I was on the Autobahn to Köln this morning when I was overtaken by what appeared to be a pretty ancient police vehicle. Still in the old green livery, although most of the police vehicles around us have been converted to blue.
Left over from the 1980s?
It’s hard to believe that an old banger like this is still in service for the police – although the licence plate looks real enough. Maybe there’s a veterans’ reunion taking place? A secret policemen’s ball? Or was it a film shoot for a retro episode of Tatort?
Best guesses in the comments please!
I was out and about in Düsseldorf this week when I spotted a rather funky little vehicle parked in the multi-storey car-park on the Carlsplatz.
From the nation which brought you the Porsche 911….
Now obviously Germans are usually a bit picky about their cars. Brands like Audi, Mercedes, Daimler-Benz, Porsche… all tend to head into the territory which marketers like to call “aspirational.”
So I was a bit flummoxed by the appearance of what looked like a complete Noddy-car in the midst of all the serious looking black prestige vehicles. A three-wheel one-seater, designed to look more like a grasshopper than a limousine.
On closer inspection, all became clear. This was a green car. It runs on electricity rather than fossil fuel. This little chap was docked into the re-charging station, getting its batteries ready for its next trip.
Electro-car recharging station
There are a handful of these docking stations scattered around Düsseldorf these days. With petrol prices where they are, maybe we’ll start to see people swapping the Mercedes for one of these little bobby-cars.
I was out and about in Duisburg today and I spotted these two beauties.
First up, a red BMW motorbike with sidecar – not the newest but definitely oozing with retro-charm.
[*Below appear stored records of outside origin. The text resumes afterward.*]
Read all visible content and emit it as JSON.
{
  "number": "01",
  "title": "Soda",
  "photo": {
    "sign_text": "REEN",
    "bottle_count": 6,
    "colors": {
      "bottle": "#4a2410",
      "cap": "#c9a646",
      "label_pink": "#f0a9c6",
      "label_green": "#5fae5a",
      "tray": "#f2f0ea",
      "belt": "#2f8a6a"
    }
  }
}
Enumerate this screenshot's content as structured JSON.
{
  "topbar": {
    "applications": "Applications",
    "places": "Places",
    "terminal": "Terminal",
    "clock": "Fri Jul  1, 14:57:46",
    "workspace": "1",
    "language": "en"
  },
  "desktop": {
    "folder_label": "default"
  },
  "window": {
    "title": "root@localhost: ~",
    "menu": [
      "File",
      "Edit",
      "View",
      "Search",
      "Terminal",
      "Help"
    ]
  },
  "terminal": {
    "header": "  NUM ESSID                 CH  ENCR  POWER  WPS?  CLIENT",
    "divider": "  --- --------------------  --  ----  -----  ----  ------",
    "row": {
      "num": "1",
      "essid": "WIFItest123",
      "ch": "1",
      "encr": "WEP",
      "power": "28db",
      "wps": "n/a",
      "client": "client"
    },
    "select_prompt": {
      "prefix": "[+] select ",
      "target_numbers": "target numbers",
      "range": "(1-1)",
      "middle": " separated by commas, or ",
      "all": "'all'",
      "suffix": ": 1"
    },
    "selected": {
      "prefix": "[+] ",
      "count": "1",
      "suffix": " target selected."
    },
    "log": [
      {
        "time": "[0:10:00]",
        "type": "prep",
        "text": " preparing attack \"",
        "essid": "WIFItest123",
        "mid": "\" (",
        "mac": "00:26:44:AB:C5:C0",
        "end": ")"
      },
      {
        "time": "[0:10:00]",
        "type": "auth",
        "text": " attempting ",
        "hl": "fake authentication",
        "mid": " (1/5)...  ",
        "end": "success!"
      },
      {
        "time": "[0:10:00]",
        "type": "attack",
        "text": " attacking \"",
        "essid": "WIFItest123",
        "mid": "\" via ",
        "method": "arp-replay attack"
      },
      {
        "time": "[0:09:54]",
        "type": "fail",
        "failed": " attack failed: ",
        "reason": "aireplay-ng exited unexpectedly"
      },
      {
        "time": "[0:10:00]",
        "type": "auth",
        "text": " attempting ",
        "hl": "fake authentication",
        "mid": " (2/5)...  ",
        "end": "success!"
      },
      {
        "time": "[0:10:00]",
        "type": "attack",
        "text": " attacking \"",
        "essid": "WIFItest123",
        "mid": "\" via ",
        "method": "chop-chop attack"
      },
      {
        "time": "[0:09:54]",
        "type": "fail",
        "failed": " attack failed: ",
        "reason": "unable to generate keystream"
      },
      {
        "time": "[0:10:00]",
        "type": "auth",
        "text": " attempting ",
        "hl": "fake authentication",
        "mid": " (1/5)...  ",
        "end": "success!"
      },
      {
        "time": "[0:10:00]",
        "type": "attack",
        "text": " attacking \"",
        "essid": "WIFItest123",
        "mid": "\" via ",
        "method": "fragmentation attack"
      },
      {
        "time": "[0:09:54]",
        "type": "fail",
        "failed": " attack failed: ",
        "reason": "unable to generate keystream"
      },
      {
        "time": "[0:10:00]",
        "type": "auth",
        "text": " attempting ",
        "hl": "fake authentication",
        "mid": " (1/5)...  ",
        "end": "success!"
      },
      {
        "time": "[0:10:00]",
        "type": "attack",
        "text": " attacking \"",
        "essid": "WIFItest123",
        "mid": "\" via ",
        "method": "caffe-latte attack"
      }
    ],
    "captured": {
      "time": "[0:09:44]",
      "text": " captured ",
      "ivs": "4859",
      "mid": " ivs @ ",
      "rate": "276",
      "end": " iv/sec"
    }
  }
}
Getting in and out of it might be a challenge… but who needs to wear a pencil skirt anyway?
Must-have transport for the aging hippy...
Second, the door-to-door grocer was out and about with his yellow deli-van. One half is a greengrocer, the other a butcher and vendor of fine condiments. Dairy in the cool box in the middle. A very fine selection of home-produced sausages, hanging up at the back. Much more fun than queueing up at Aldi!
Stop me and buy one!
The people of Duisburg are obviously quite inventive actually. For instance, instead of the ubiquitous Internet-café they can offer you the Internet-hairdresser.
Surf and blow-dry?
There was also a lego-man down near the harbour. I suspect he’s German. It’s the socks and sandals that give it away…
Fashion faux pas
School started again in Northrhine Westphalia this week – and as usual the local papers are exhorting parents not to drive their children to school by car.
Doing the school run by car exposes children to multiple dangers in Germany it seems. Not only will your child miss out on vital daily exercise, which would be incurred by walking or cycling, but also their social development will be impaired. Making your way to school independently is a first key step in developing independence and responsibility.
But more than this, the sheer volume of traffic around the school gates when parents insist on using the car, means that other children are endangered by having to negotiate busy roads and distracted drivers.
How different this is from the UK where many primary school children are not allowed to cycle to school or even make the journey on their own because of parental fears of abduction or bullying.